The components of business plan were selected through preliminary research based on existing studies and then reduced to four factors of marketing, production/operation, finance, strategic management by factor analysis. Profitability was measured by the degree of improvement over the last three years of Return On Assets (ROA), and then the effects of business plan components were examined. As a result, I found that the components of business plan had positive effect on profitability. Among the four factors of business plan, the influences of marketing and finance factor were relatively high. In addition, the discriminant model including the business plan component factors distinguished statistically significantly between the inferior and the superior performance group in terms of profitability. Among the four factors, marketing and finance factor also showed good discriminant power. Therefore, business managers should pay attention to these two factors in business planning.

Technician/craftsman entrepreneurs evaluated the influences of marketing, finance and production/operation factor lower than general/opportunist entrepreneurs except for strategic management factor. However, unlike the expectation, the influences of all factors did not show statistically significant difference according to the type of entrepreneur. This implies that Technician/craftsman entrepreneurs think strategic management factor more important than other factors but further studies are needed for accurate interpretation.
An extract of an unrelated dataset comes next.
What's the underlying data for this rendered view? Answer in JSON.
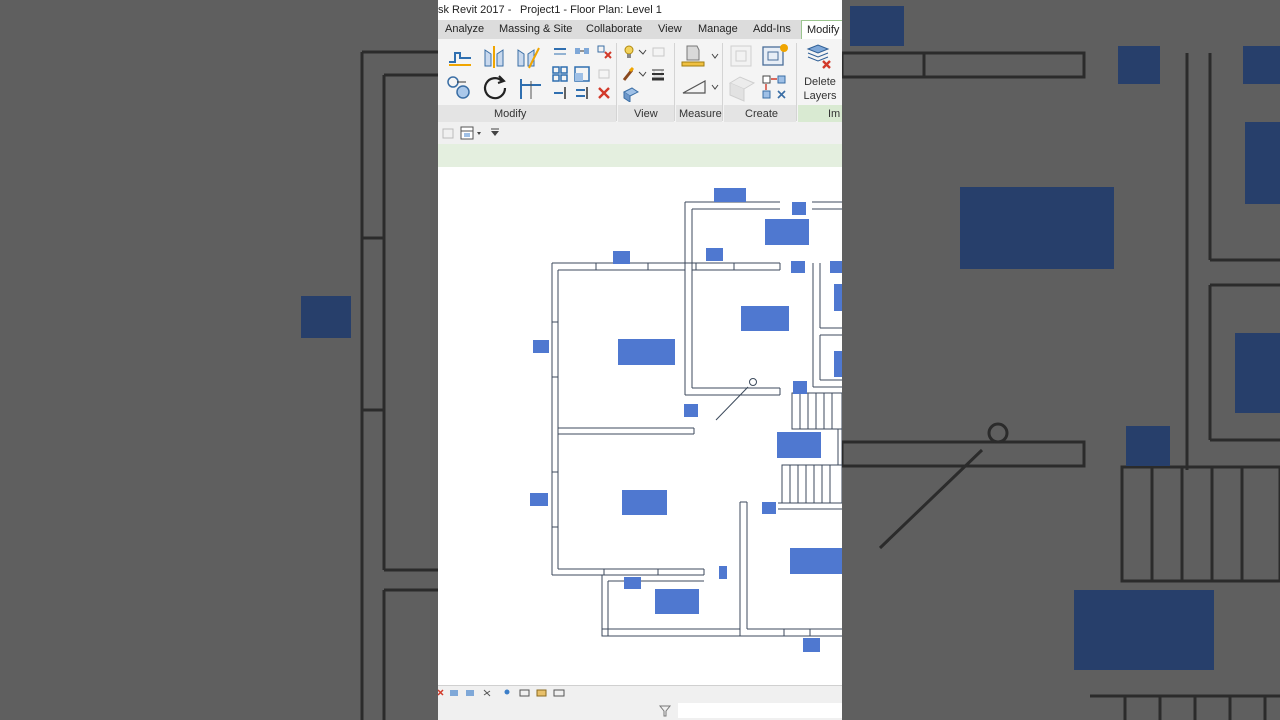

As for the detailed items of component factors, only statistically significant difference was found in the distribution item of marketing factor.

Finance factor had the lowest influence at every development stage. However, the influence of all factors showed no statistically significant difference according to the development stage. Only in the four detailed items such as employee hiring and development, product (service) costing and analysis, product (service) production planning and inventory issues statistically significant differences were found. They belong to production/operation and finance factor. It can be interpreted as meaning that the two factors are closely related to the development stage of a company, but related researches will be needed for accurate interpretation. Interestingly, the trends of influence of each factor are different as the development stage progresses.
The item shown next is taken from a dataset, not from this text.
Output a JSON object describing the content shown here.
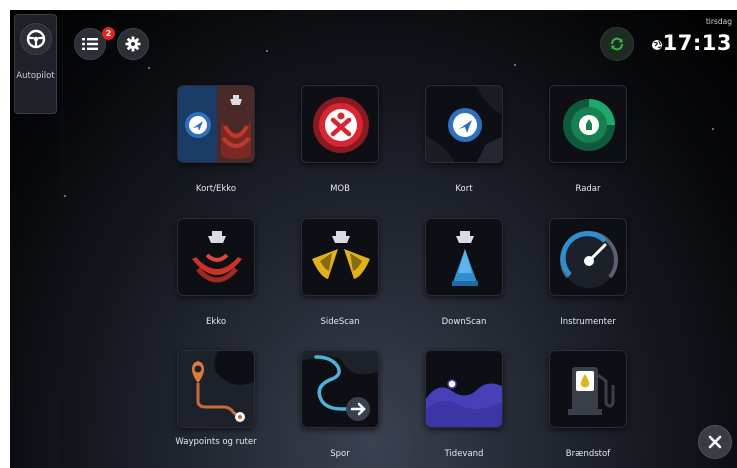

In addition, the time and period, the obstacles, the participants, the improvement effects related business planning were identified through the survey on the actual behaviors of business planning of US SMEs.

Limitations and Further Research Directions

Despite the findings and implications, this study has the following limitations. First, considering the number of surveyed companies and the regional distribution of this study, it is rather cautious to generalize this research results to all SMEs in US. Second, the subjective judgment of respondents is highly likely to be intervened because of single informant measures in data collection. Third, this study is cross sectional research, so the causal relationship between variables is limited. More following studies are needed to solve these problems.

On the other hand, the research on the relationship between firm performance and density of industry and/or company size can provide very useful results both academically and practically. In addition, analysis of companies in heterogeneous and/or homogeneous industries will enable to identify the characteristics of specific industries and the difference between companies, thus making it possible to derive more useful results. Identifying the degree of influence of each business plan component on various management performances can also give lots of fruitful results.

References